Exercise aim
Your job is to retype the records exactly while dropping every picture.

□ □ □ □

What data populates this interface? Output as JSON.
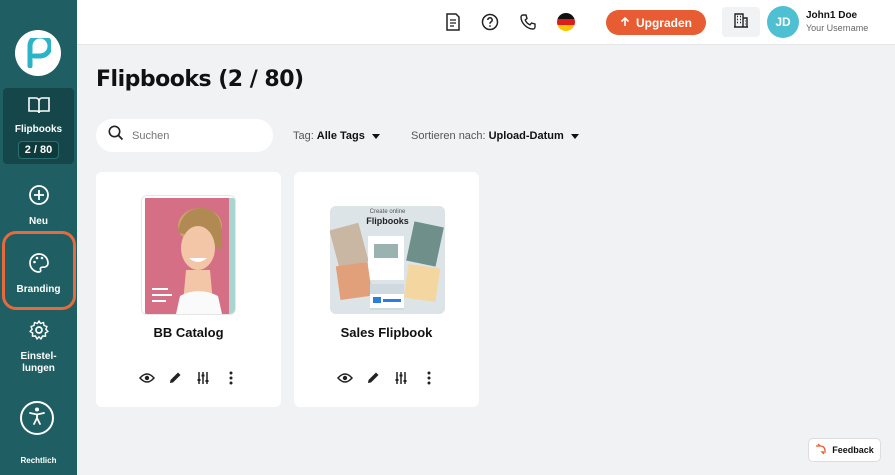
{
  "sidebar": {
    "items": [
      {
        "label": "Flipbooks",
        "badge": "2 / 80",
        "icon": "book-icon",
        "active": true
      },
      {
        "label": "Neu",
        "icon": "plus-circle-icon"
      },
      {
        "label": "Branding",
        "icon": "palette-icon",
        "highlighted": true
      },
      {
        "label": "Einstel-\nlungen",
        "icon": "gear-icon"
      }
    ],
    "accessibility_icon": "accessibility-icon",
    "legal_label": "Rechtlich"
  },
  "topbar": {
    "icons": [
      "document-icon",
      "help-icon",
      "phone-icon",
      "flag-de-icon"
    ],
    "upgrade_label": "Upgraden",
    "org_icon": "building-icon",
    "user": {
      "initials": "JD",
      "name": "John1 Doe",
      "username": "Your Username"
    }
  },
  "main": {
    "title": "Flipbooks (2 / 80)",
    "search": {
      "placeholder": "Suchen",
      "value": ""
    },
    "tag_filter": {
      "label": "Tag:",
      "value": "Alle Tags"
    },
    "sort": {
      "label": "Sortieren nach:",
      "value": "Upload-Datum"
    }
  },
  "cards": [
    {
      "title": "BB Catalog",
      "actions": [
        "eye-icon",
        "pencil-icon",
        "sliders-icon",
        "more-vert-icon"
      ]
    },
    {
      "title": "Sales Flipbook",
      "thumb_caption": "Create online",
      "thumb_title": "Flipbooks",
      "actions": [
        "eye-icon",
        "pencil-icon",
        "sliders-icon",
        "more-vert-icon"
      ]
    }
  ],
  "feedback_label": "Feedback",
  "colors": {
    "sidebar": "#1f5f63",
    "accent": "#e85c33",
    "avatar": "#4fc0d1"
  }
}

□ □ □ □

Written response
What data populates this interface? Output as JSON.
{
  "sidebar": {
    "items": [
      {
        "label": "Flipbooks",
        "badge": "2 / 80",
        "icon": "book-icon",
        "active": true
      },
      {
        "label": "Neu",
        "icon": "plus-circle-icon"
      },
      {
        "label": "Branding",
        "icon": "palette-icon",
        "highlighted": true
      },
      {
        "label": "Einstel-\nlungen",
        "icon": "gear-icon"
      }
    ],
    "accessibility_icon": "accessibility-icon",
    "legal_label": "Rechtlich"
  },
  "topbar": {
    "icons": [
      "document-icon",
      "help-icon",
      "phone-icon",
      "flag-de-icon"
    ],
    "upgrade_label": "Upgraden",
    "org_icon": "building-icon",
    "user": {
      "initials": "JD",
      "name": "John1 Doe",
      "username": "Your Username"
    }
  },
  "main": {
    "title": "Flipbooks (2 / 80)",
    "search": {
      "placeholder": "Suchen",
      "value": ""
    },
    "tag_filter": {
      "label": "Tag:",
      "value": "Alle Tags"
    },
    "sort": {
      "label": "Sortieren nach:",
      "value": "Upload-Datum"
    }
  },
  "cards": [
    {
      "title": "BB Catalog",
      "actions": [
        "eye-icon",
        "pencil-icon",
        "sliders-icon",
        "more-vert-icon"
      ]
    },
    {
      "title": "Sales Flipbook",
      "thumb_caption": "Create online",
      "thumb_title": "Flipbooks",
      "actions": [
        "eye-icon",
        "pencil-icon",
        "sliders-icon",
        "more-vert-icon"
      ]
    }
  ],
  "feedback_label": "Feedback",
  "colors": {
    "sidebar": "#1f5f63",
    "accent": "#e85c33",
    "avatar": "#4fc0d1"
  }
}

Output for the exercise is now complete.